Roush Review: Board Syfy’s ‘Ark’ at Your Own Risk

Richard Fleeshman as Lt. James Brice and Christie Burke as Lt. Sharon Garnet in 'The Ark'
Aleksandar Letic/Ark TV Holdings, Inc./SYFY

The Ark

Matt's Rating: rating: 2.0 stars

Not since the SS Minnow of Gilligan’s Island has there been a more ill-fated vessel than the hapless title spacecraft of The Ark, a proudly cheesy sci-fi potboiler from Independence Day’s Dean Devlin. If it were a B movie (which would be a step up), I’d expect to see this Poseidon Adventure in orbit cheerfully mocked on Mystery Science Theater 3000. At the very least, it gives NBC‘s La Brea a run for its money as the most stupefying and imbecilic sci-fi show on TV.

'The Ark'

(Credit: Syfy)


Those with a hearty appetite for crisis-of-the-week storytelling will most enjoy this overheated yarn. Set a century in the future, the show opens with the exploratory Ark One interrupted mid-flight by a catastrophe that wipes out the part of the ship carrying all of the elite command. The overwhelmed Gilligans left behind, jolted awake from cryogenic sleep a year early, are a motley bunch of cardboard characters, forced to rise to the occasion upon acknowledging, “Everyone who was qualified is dead.”

It’s one calamity after another: limited food and water, oxygen depletion, hallucinations, a collision course with an asteroid, a murder mystery, inane dialogue (“I won’t lie to you: We’re in a tight spot”). By the fourth (felt like 40th) episode, I couldn’t help think that the officers who never woke up were the lucky ones.
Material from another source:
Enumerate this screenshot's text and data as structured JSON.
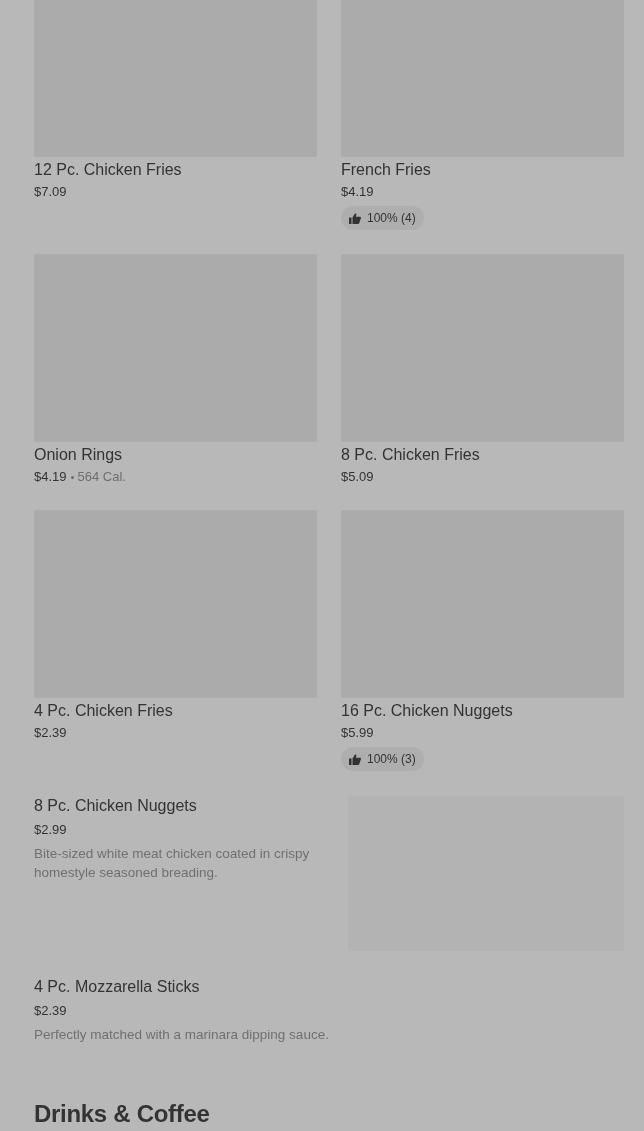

While the few ranking lieutenants squabble over leadership — only Richard Fleeshman (The Sandman) as cocky navigator James Brice shows star potential — it’s up to the ship’s nerdy youngsters, including breathless chatterbox Alicia (Stacey Read) and gung-ho horticulturist Angus (Ryan Adams), to save the day.

What they all could use is a good Noah.

The Ark, Series Premiere, Wednesday, February 1, 10/9c, Syfy